Information:
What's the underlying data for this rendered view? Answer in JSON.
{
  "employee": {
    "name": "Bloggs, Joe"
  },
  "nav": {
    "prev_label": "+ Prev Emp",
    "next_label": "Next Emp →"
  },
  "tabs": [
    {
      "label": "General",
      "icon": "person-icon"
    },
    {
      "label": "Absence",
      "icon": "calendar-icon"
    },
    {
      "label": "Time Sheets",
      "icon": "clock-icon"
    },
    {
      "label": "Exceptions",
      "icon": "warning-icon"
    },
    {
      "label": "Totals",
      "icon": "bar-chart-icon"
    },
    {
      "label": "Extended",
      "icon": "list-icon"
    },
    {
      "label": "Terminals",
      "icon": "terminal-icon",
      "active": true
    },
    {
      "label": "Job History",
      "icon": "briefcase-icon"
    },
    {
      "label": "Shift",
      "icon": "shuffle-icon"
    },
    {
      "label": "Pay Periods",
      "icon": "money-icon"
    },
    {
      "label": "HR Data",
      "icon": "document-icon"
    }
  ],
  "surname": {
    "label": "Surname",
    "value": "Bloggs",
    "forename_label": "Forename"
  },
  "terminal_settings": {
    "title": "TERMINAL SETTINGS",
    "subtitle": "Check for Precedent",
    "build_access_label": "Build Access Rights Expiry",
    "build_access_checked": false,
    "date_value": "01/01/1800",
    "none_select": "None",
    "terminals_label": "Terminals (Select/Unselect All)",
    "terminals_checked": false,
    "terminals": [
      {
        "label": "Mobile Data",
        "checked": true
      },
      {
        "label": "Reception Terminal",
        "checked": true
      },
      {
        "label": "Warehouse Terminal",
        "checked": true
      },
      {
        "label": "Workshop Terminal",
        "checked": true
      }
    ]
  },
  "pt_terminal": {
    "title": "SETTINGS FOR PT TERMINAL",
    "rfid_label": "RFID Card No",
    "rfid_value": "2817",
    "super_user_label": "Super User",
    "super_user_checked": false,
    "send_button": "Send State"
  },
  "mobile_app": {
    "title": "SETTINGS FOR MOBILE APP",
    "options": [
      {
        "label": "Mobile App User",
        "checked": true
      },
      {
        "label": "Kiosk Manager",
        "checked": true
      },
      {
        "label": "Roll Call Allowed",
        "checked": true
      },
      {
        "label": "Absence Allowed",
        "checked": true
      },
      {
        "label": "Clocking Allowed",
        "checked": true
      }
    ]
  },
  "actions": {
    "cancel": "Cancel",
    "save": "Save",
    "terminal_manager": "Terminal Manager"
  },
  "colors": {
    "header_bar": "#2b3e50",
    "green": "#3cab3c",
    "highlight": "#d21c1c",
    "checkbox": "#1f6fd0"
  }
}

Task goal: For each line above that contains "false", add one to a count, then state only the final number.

Task result: 3